§ ASSIGNMENT
Where in the records does the word "JSON" occur? Copy each line in which it does.

□ □ □ □ □

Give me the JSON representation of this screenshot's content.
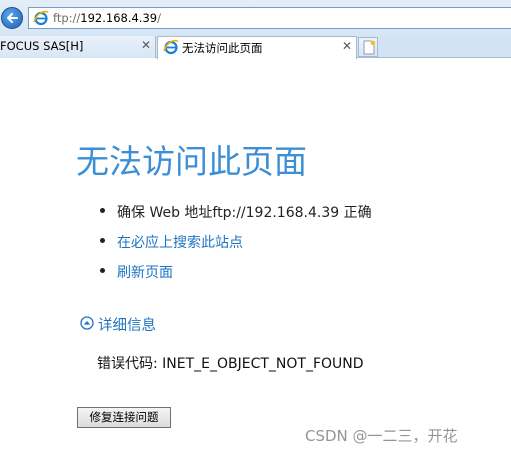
{
  "addressbar": {
    "url_scheme": "ftp://",
    "url_host": "192.168.4.39",
    "url_path": "/"
  },
  "tabs": [
    {
      "label": "FOCUS SAS[H]",
      "close": "✕"
    },
    {
      "label": "无法访问此页面",
      "close": "✕"
    }
  ],
  "icons": {
    "back": "back-arrow-icon",
    "browser": "ie-logo-icon",
    "new_tab": "new-tab-icon",
    "details_toggle": "chevron-up-circle-icon"
  },
  "main": {
    "title": "无法访问此页面",
    "suggestions": [
      "确保 Web 地址ftp://192.168.4.39 正确",
      "在必应上搜索此站点",
      "刷新页面"
    ],
    "details_label": "详细信息",
    "error_code": "错误代码: INET_E_OBJECT_NOT_FOUND",
    "fix_button": "修复连接问题"
  },
  "watermark": "CSDN @一二三，开花",
  "colors": {
    "title": "#3c8fd6",
    "link": "#1f73c3",
    "chrome": "#d4e3f4"
  }
}
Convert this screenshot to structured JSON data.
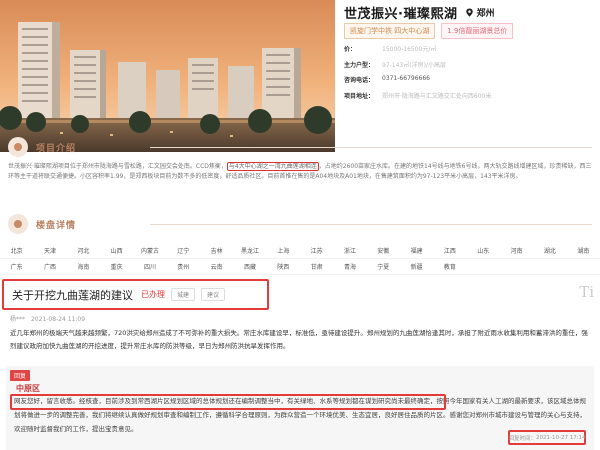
{
  "project": {
    "title": "世茂振兴·璀璨熙湖",
    "city": "郑州",
    "tags": [
      "凯旋门学中铁 四大中心湖",
      "1.9倍靓丽湖景总价"
    ],
    "fields": [
      {
        "key": "价：",
        "value": "15000-16500元/㎡"
      },
      {
        "key": "主力户型：",
        "value": "97-143㎡(洋房)/小高层"
      },
      {
        "key": "咨询电话：",
        "value": "0371-66796666"
      },
      {
        "key": "项目地址：",
        "value": "郑州市·陇海路与汇文路交汇处向西600米"
      }
    ]
  },
  "intro_section": {
    "title": "项目介绍"
  },
  "intro": {
    "part1": "世茂振兴·璀璨熙湖项目位于郑州市陇海路与雪松路，汇文园交会处南。CCD焦衡，",
    "highlight": "与4大中心湖之一湾九曲莲湖相连",
    "part2": "，占地约2600亩家庄水库。在建的地铁14号线与地铁6号线，两大轨交路线增建区域，珍贵稀缺，西三环等主干道将联交通便捷。小区容积率1.99，是郑西板块目前为数不多的低密度，舒适品质社区。目前首推在售的是A04地块及A01地块，在售建筑面积约为97-123平米小高层，143平米洋房。"
  },
  "detail_section": {
    "title": "楼盘详情"
  },
  "provinces": [
    [
      "北京",
      "天津",
      "河北",
      "山西",
      "内蒙古",
      "辽宁",
      "吉林",
      "黑龙江",
      "上海",
      "江苏",
      "浙江",
      "安徽",
      "福建",
      "江西",
      "山东",
      "河南",
      "湖北",
      "湖南"
    ],
    [
      "广东",
      "广西",
      "海南",
      "重庆",
      "四川",
      "贵州",
      "云南",
      "西藏",
      "陕西",
      "甘肃",
      "青海",
      "宁夏",
      "新疆",
      "教育"
    ]
  ],
  "article": {
    "title": "关于开挖九曲莲湖的建议",
    "status": "已办理",
    "buttons": [
      "城建",
      "建议"
    ],
    "watermark": "Ti",
    "author": "杨***",
    "date": "2021-08-24 11:09",
    "body": "近几年郑州的极端天气越来越频繁，720洪灾给郑州造成了不可弥补的重大损失。常庄水库建设早，标准低，亟待建设提升。郑州规划的九曲莲湖恰逢其时，承担了附近雨水收集利用和蓄滞洪的重任，强烈建议政府加快九曲莲湖的开挖进度，提升常庄水库的防洪等级，早日为郑州防洪抗旱发挥作用。"
  },
  "reply": {
    "tag": "回复",
    "org": "中原区",
    "body": "网友您好，留言收悉。经核查，目前涉及到常西湖片区规划区域的总体规划还在编制调整当中，有关绿地、水系等规划都在谋划研究尚未最终确定，按照今年国家有关人工湖的最新要求，该区域总体规划将做进一步的调整完善，我们将继续认真做好规划审查和编制工作，遵循科学合理原则，为群众营造一个环境优美、生态宜居，良好居住品质的片区。感谢您对郑州市城市建设与管理的关心与支持，欢迎随时监督我们的工作，提出宝贵意见。",
    "time_label": "回复时间：",
    "time": "2021-10-27 17:14"
  }
}
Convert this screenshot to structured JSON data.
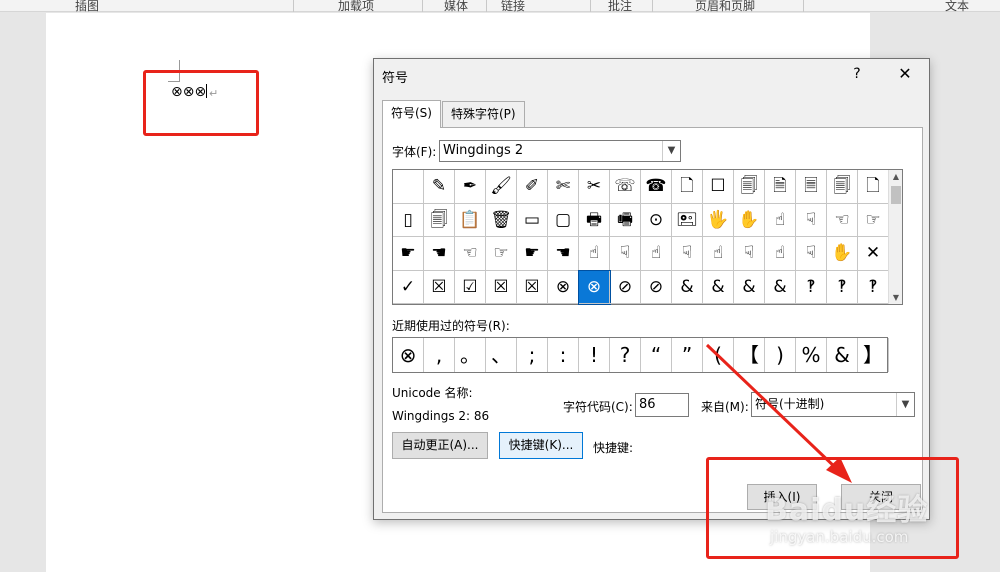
{
  "ribbon": {
    "groups": [
      "插图",
      "加载项",
      "媒体",
      "链接",
      "批注",
      "页眉和页脚",
      "文本"
    ]
  },
  "document": {
    "text": "⊗⊗⊗",
    "paragraph_mark": "↵"
  },
  "dialog": {
    "title": "符号",
    "help": "?",
    "close": "✕",
    "tabs": [
      {
        "label": "符号(S)",
        "active": true
      },
      {
        "label": "特殊字符(P)",
        "active": false
      }
    ],
    "font_label": "字体(F):",
    "font_value": "Wingdings 2",
    "symbols": [
      "",
      "✎",
      "✒",
      "🖌",
      "✐",
      "✄",
      "✂",
      "☏",
      "☎",
      "🗋",
      "☐",
      "🗐",
      "🗎",
      "🗏",
      "🗐",
      "🗋",
      "▯",
      "🗐",
      "📋",
      "🗑",
      "▭",
      "▢",
      "🖶",
      "🖷",
      "⊙",
      "🖭",
      "🖐",
      "✋",
      "☝",
      "☟",
      "☜",
      "☞",
      "☛",
      "☚",
      "☜",
      "☞",
      "☛",
      "☚",
      "☝",
      "☟",
      "☝",
      "☟",
      "☝",
      "☟",
      "☝",
      "☟",
      "✋",
      "✕",
      "✓",
      "☒",
      "☑",
      "☒",
      "☒",
      "⊗",
      "⊗",
      "⊘",
      "⊘",
      "&",
      "&",
      "&",
      "&",
      "‽",
      "‽",
      "‽"
    ],
    "selected_index": 54,
    "recent_label": "近期使用过的符号(R):",
    "recent": [
      "⊗",
      ",",
      "。",
      "、",
      ";",
      ":",
      "!",
      "?",
      "“",
      "”",
      "(",
      "【",
      ")",
      "%",
      "&",
      "】"
    ],
    "unicode_name_label": "Unicode 名称:",
    "unicode_name_value": "Wingdings 2: 86",
    "char_code_label": "字符代码(C):",
    "char_code_value": "86",
    "from_label": "来自(M):",
    "from_value": "符号(十进制)",
    "autocorrect_button": "自动更正(A)...",
    "shortcut_button": "快捷键(K)...",
    "shortcut_text": "快捷键:",
    "insert_button": "插入(I)",
    "close_button": "关闭"
  },
  "watermark": {
    "brand": "Baidu经验",
    "url": "jingyan.baidu.com"
  },
  "colors": {
    "highlight_red": "#e8231a",
    "selection_blue": "#0a78d7"
  }
}
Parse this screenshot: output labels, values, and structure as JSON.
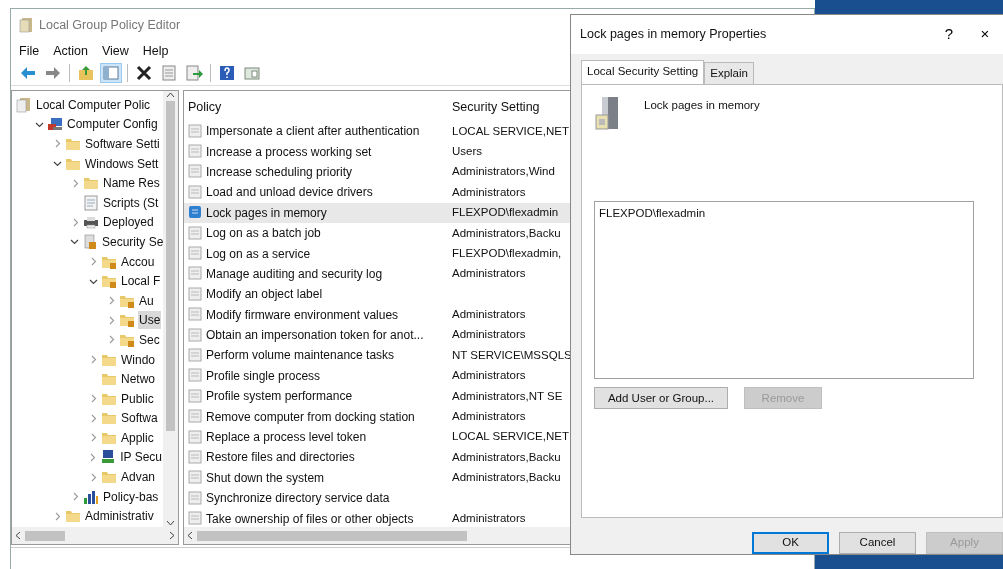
{
  "window": {
    "title": "Local Group Policy Editor"
  },
  "menu": [
    "File",
    "Action",
    "View",
    "Help"
  ],
  "toolbar": [
    {
      "kind": "back",
      "pressed": false
    },
    {
      "kind": "forward",
      "pressed": false
    },
    {
      "kind": "up",
      "pressed": false
    },
    {
      "kind": "tree",
      "pressed": true
    },
    {
      "kind": "delete",
      "pressed": false
    },
    {
      "kind": "properties",
      "pressed": false
    },
    {
      "kind": "export",
      "pressed": false
    },
    {
      "kind": "help",
      "pressed": false
    },
    {
      "kind": "view",
      "pressed": false
    }
  ],
  "tree": [
    {
      "label": "Local Computer Polic",
      "kind": "policy",
      "selected": false,
      "children": [
        {
          "label": "Computer Config",
          "kind": "computer",
          "expanded": true,
          "selected": false,
          "children": [
            {
              "label": "Software Setti",
              "kind": "folder",
              "expanded": false,
              "selected": false
            },
            {
              "label": "Windows Sett",
              "kind": "folder",
              "expanded": true,
              "selected": false,
              "children": [
                {
                  "label": "Name Res",
                  "kind": "folder",
                  "expanded": false,
                  "selected": false
                },
                {
                  "label": "Scripts (St",
                  "kind": "script",
                  "selected": false
                },
                {
                  "label": "Deployed",
                  "kind": "printer",
                  "expanded": false,
                  "selected": false
                },
                {
                  "label": "Security Se",
                  "kind": "security",
                  "expanded": true,
                  "selected": false,
                  "children": [
                    {
                      "label": "Accou",
                      "kind": "lockfolder",
                      "expanded": false,
                      "selected": false
                    },
                    {
                      "label": "Local F",
                      "kind": "lockfolder",
                      "expanded": true,
                      "selected": false,
                      "children": [
                        {
                          "label": "Au",
                          "kind": "lockfolder",
                          "expanded": false,
                          "selected": false
                        },
                        {
                          "label": "Use",
                          "kind": "lockfolder",
                          "expanded": false,
                          "selected": true
                        },
                        {
                          "label": "Sec",
                          "kind": "lockfolder",
                          "expanded": false,
                          "selected": false
                        }
                      ]
                    },
                    {
                      "label": "Windo",
                      "kind": "folder",
                      "expanded": false,
                      "selected": false
                    },
                    {
                      "label": "Netwo",
                      "kind": "folder",
                      "selected": false
                    },
                    {
                      "label": "Public",
                      "kind": "folder",
                      "expanded": false,
                      "selected": false
                    },
                    {
                      "label": "Softwa",
                      "kind": "folder",
                      "expanded": false,
                      "selected": false
                    },
                    {
                      "label": "Applic",
                      "kind": "folder",
                      "expanded": false,
                      "selected": false
                    },
                    {
                      "label": "IP Secu",
                      "kind": "network",
                      "expanded": false,
                      "selected": false
                    },
                    {
                      "label": "Advan",
                      "kind": "folder",
                      "expanded": false,
                      "selected": false
                    }
                  ]
                },
                {
                  "label": "Policy-bas",
                  "kind": "chart",
                  "expanded": false,
                  "selected": false
                }
              ]
            },
            {
              "label": "Administrativ",
              "kind": "folder",
              "expanded": false,
              "selected": false
            }
          ]
        }
      ]
    }
  ],
  "table": {
    "columns": [
      "Policy",
      "Security Setting"
    ],
    "rows": [
      {
        "policy": "Impersonate a client after authentication",
        "setting": "LOCAL SERVICE,NET",
        "selected": false
      },
      {
        "policy": "Increase a process working set",
        "setting": "Users",
        "selected": false
      },
      {
        "policy": "Increase scheduling priority",
        "setting": "Administrators,Wind",
        "selected": false
      },
      {
        "policy": "Load and unload device drivers",
        "setting": "Administrators",
        "selected": false
      },
      {
        "policy": "Lock pages in memory",
        "setting": "FLEXPOD\\flexadmin",
        "selected": true
      },
      {
        "policy": "Log on as a batch job",
        "setting": "Administrators,Backu",
        "selected": false
      },
      {
        "policy": "Log on as a service",
        "setting": "FLEXPOD\\flexadmin,",
        "selected": false
      },
      {
        "policy": "Manage auditing and security log",
        "setting": "Administrators",
        "selected": false
      },
      {
        "policy": "Modify an object label",
        "selected": false
      },
      {
        "policy": "Modify firmware environment values",
        "setting": "Administrators",
        "selected": false
      },
      {
        "policy": "Obtain an impersonation token for anot...",
        "setting": "Administrators",
        "selected": false
      },
      {
        "policy": "Perform volume maintenance tasks",
        "setting": "NT SERVICE\\MSSQLS",
        "selected": false
      },
      {
        "policy": "Profile single process",
        "setting": "Administrators",
        "selected": false
      },
      {
        "policy": "Profile system performance",
        "setting": "Administrators,NT SE",
        "selected": false
      },
      {
        "policy": "Remove computer from docking station",
        "setting": "Administrators",
        "selected": false
      },
      {
        "policy": "Replace a process level token",
        "setting": "LOCAL SERVICE,NET",
        "selected": false
      },
      {
        "policy": "Restore files and directories",
        "setting": "Administrators,Backu",
        "selected": false
      },
      {
        "policy": "Shut down the system",
        "setting": "Administrators,Backu",
        "selected": false
      },
      {
        "policy": "Synchronize directory service data",
        "selected": false
      },
      {
        "policy": "Take ownership of files or other objects",
        "setting": "Administrators",
        "selected": false
      }
    ]
  },
  "dialog": {
    "title": "Lock pages in memory Properties",
    "help_button": "?",
    "close_button": "×",
    "tabs": [
      {
        "label": "Local Security Setting",
        "selected": true
      },
      {
        "label": "Explain",
        "selected": false
      }
    ],
    "policy_name": "Lock pages in memory",
    "members": [
      {
        "label": "FLEXPOD\\flexadmin",
        "selected": false
      }
    ],
    "buttons": [
      {
        "label": "Add User or Group...",
        "disabled": false
      },
      {
        "label": "Remove",
        "disabled": true
      }
    ],
    "footer_buttons": [
      {
        "label": "OK",
        "disabled": false,
        "default": true
      },
      {
        "label": "Cancel",
        "disabled": false,
        "default": false
      },
      {
        "label": "Apply",
        "disabled": true,
        "default": false
      }
    ]
  }
}
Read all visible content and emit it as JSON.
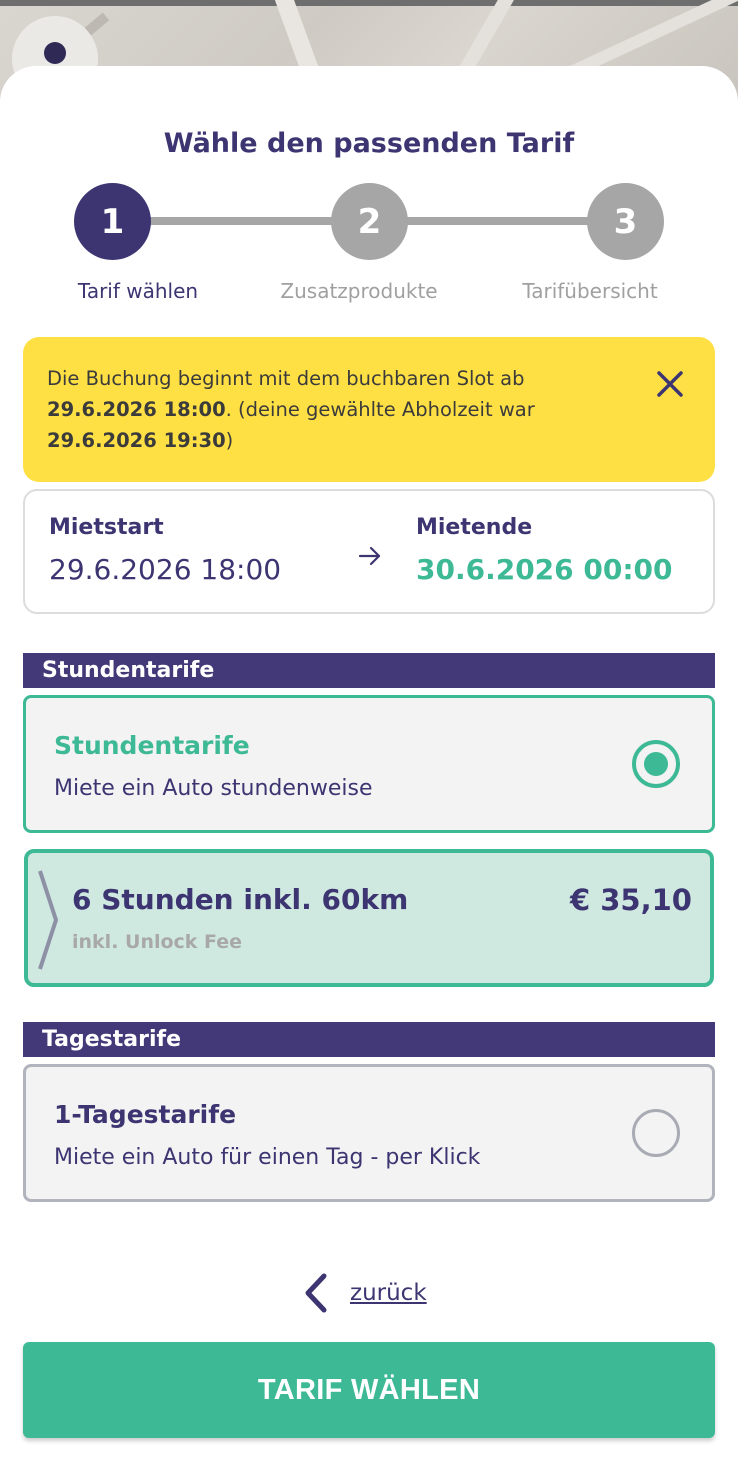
{
  "colors": {
    "primary": "#3c3572",
    "accent": "#3db995",
    "notice": "#ffe044",
    "section": "#433978",
    "inactive": "#a6a6a6"
  },
  "header": {
    "title": "Wähle den passenden Tarif"
  },
  "stepper": {
    "steps": [
      {
        "number": "1",
        "label": "Tarif wählen",
        "active": true
      },
      {
        "number": "2",
        "label": "Zusatzprodukte",
        "active": false
      },
      {
        "number": "3",
        "label": "Tarifübersicht",
        "active": false
      }
    ]
  },
  "notice": {
    "text1": "Die Buchung beginnt mit dem buchbaren Slot ab",
    "date_start": "29.6.2026 18:00",
    "text2": ". (deine gewählte Abholzeit war",
    "date_pickup": "29.6.2026 19:30",
    "text3": ")",
    "close_icon": "close-icon"
  },
  "period": {
    "start_label": "Mietstart",
    "start_value": "29.6.2026 18:00",
    "end_label": "Mietende",
    "end_value": "30.6.2026 00:00"
  },
  "sections": {
    "hourly": {
      "header": "Stundentarife",
      "option_title": "Stundentarife",
      "option_desc": "Miete ein Auto stundenweise",
      "selected": true,
      "tariff": {
        "title": "6 Stunden inkl. 60km",
        "price": "€ 35,10",
        "subtitle": "inkl. Unlock Fee"
      }
    },
    "daily": {
      "header": "Tagestarife",
      "option_title": "1-Tagestarife",
      "option_desc": "Miete ein Auto für einen Tag - per Klick",
      "selected": false
    }
  },
  "footer": {
    "back_label": "zurück",
    "cta_label": "TARIF WÄHLEN"
  }
}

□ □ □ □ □

§ OUTPUT FOR THIS TASK
Give me the JSON representation of this screenshot's content.
Convert this screenshot to structured JSON data.
Convert this screenshot to structured JSON data.
Parse this screenshot: output labels, values, and structure as JSON.
Read all visible content and emit it as JSON.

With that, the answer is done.